Exercise prompt: The copy you give must match the records exactly, except that it holds no images.

Data excerpts
==*==

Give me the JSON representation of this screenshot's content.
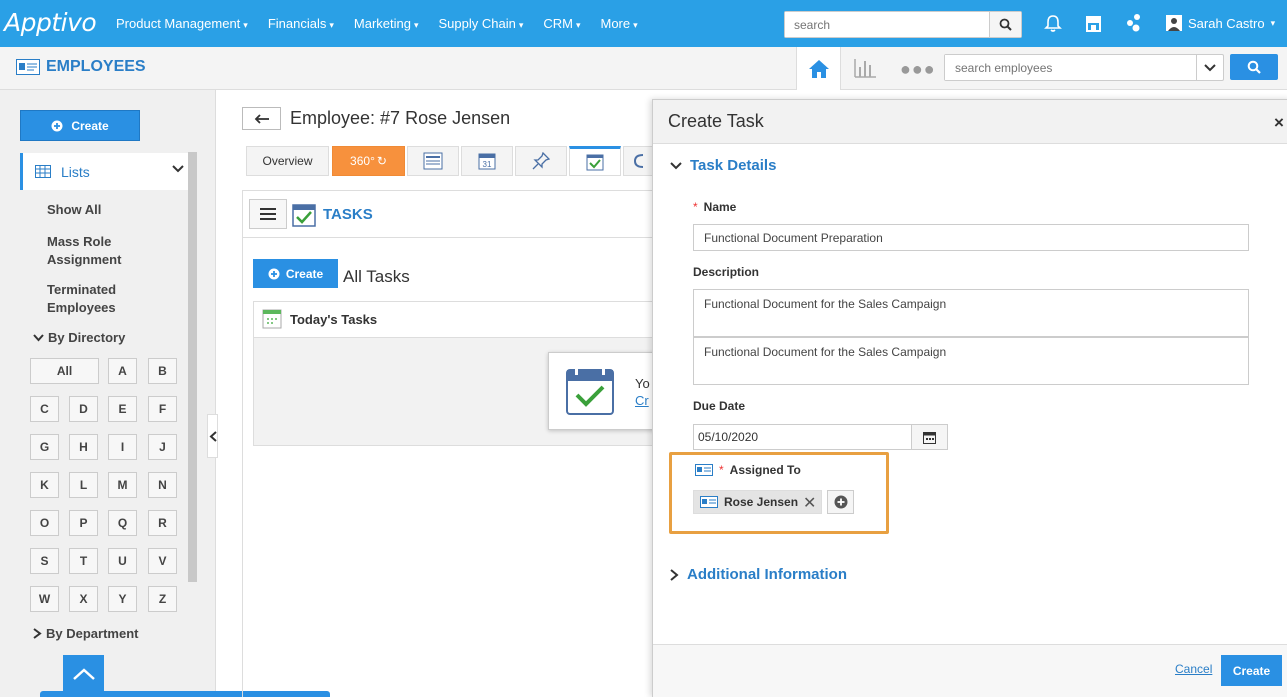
{
  "brand": {
    "logo": "Apptivo"
  },
  "topnav": {
    "items": [
      {
        "label": "Product Management",
        "caret": "▾"
      },
      {
        "label": "Financials",
        "caret": "▾"
      },
      {
        "label": "Marketing",
        "caret": "▾"
      },
      {
        "label": "Supply Chain",
        "caret": "▾"
      },
      {
        "label": "CRM",
        "caret": "▾"
      },
      {
        "label": "More",
        "caret": "▾"
      }
    ],
    "search_placeholder": "search",
    "user": "Sarah Castro",
    "user_caret": "▾"
  },
  "module": {
    "title": "EMPLOYEES",
    "search_placeholder": "search employees"
  },
  "sidebar": {
    "create_label": "Create",
    "lists_label": "Lists",
    "links": [
      "Show All",
      "Mass Role Assignment",
      "Terminated Employees"
    ],
    "by_directory": "By Directory",
    "letters": [
      "All",
      "A",
      "B",
      "C",
      "D",
      "E",
      "F",
      "G",
      "H",
      "I",
      "J",
      "K",
      "L",
      "M",
      "N",
      "O",
      "P",
      "Q",
      "R",
      "S",
      "T",
      "U",
      "V",
      "W",
      "X",
      "Y",
      "Z"
    ],
    "by_department": "By Department"
  },
  "main": {
    "employee_title": "Employee: #7 Rose Jensen",
    "tabs": {
      "overview": "Overview",
      "tab360": "360°"
    },
    "tasks_title": "TASKS",
    "create_label": "Create",
    "all_tasks": "All Tasks",
    "todays_tasks": "Today's Tasks",
    "popover_text": "Yo",
    "popover_link": "Cr"
  },
  "create_task": {
    "title": "Create Task",
    "close": "×",
    "section_task_details": "Task Details",
    "name_label": "Name",
    "name_value": "Functional Document Preparation",
    "description_label": "Description",
    "description_1": "Functional Document for the Sales Campaign",
    "description_2": "Functional Document for the Sales Campaign",
    "due_date_label": "Due Date",
    "due_date_value": "05/10/2020",
    "assigned_to_label": "Assigned To",
    "assignee": "Rose Jensen",
    "remove": "✕",
    "section_additional": "Additional Information",
    "cancel_label": "Cancel",
    "create_label": "Create"
  },
  "colors": {
    "brand_blue": "#2aa0e6",
    "button_blue": "#2a90e3",
    "highlight_orange": "#e8a041",
    "tab_orange": "#f7913d"
  }
}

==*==

Solution to this task:
Give me the JSON representation of this screenshot's content.
{
  "brand": {
    "logo": "Apptivo"
  },
  "topnav": {
    "items": [
      {
        "label": "Product Management",
        "caret": "▾"
      },
      {
        "label": "Financials",
        "caret": "▾"
      },
      {
        "label": "Marketing",
        "caret": "▾"
      },
      {
        "label": "Supply Chain",
        "caret": "▾"
      },
      {
        "label": "CRM",
        "caret": "▾"
      },
      {
        "label": "More",
        "caret": "▾"
      }
    ],
    "search_placeholder": "search",
    "user": "Sarah Castro",
    "user_caret": "▾"
  },
  "module": {
    "title": "EMPLOYEES",
    "search_placeholder": "search employees"
  },
  "sidebar": {
    "create_label": "Create",
    "lists_label": "Lists",
    "links": [
      "Show All",
      "Mass Role Assignment",
      "Terminated Employees"
    ],
    "by_directory": "By Directory",
    "letters": [
      "All",
      "A",
      "B",
      "C",
      "D",
      "E",
      "F",
      "G",
      "H",
      "I",
      "J",
      "K",
      "L",
      "M",
      "N",
      "O",
      "P",
      "Q",
      "R",
      "S",
      "T",
      "U",
      "V",
      "W",
      "X",
      "Y",
      "Z"
    ],
    "by_department": "By Department"
  },
  "main": {
    "employee_title": "Employee: #7 Rose Jensen",
    "tabs": {
      "overview": "Overview",
      "tab360": "360°"
    },
    "tasks_title": "TASKS",
    "create_label": "Create",
    "all_tasks": "All Tasks",
    "todays_tasks": "Today's Tasks",
    "popover_text": "Yo",
    "popover_link": "Cr"
  },
  "create_task": {
    "title": "Create Task",
    "close": "×",
    "section_task_details": "Task Details",
    "name_label": "Name",
    "name_value": "Functional Document Preparation",
    "description_label": "Description",
    "description_1": "Functional Document for the Sales Campaign",
    "description_2": "Functional Document for the Sales Campaign",
    "due_date_label": "Due Date",
    "due_date_value": "05/10/2020",
    "assigned_to_label": "Assigned To",
    "assignee": "Rose Jensen",
    "remove": "✕",
    "section_additional": "Additional Information",
    "cancel_label": "Cancel",
    "create_label": "Create"
  },
  "colors": {
    "brand_blue": "#2aa0e6",
    "button_blue": "#2a90e3",
    "highlight_orange": "#e8a041",
    "tab_orange": "#f7913d"
  }
}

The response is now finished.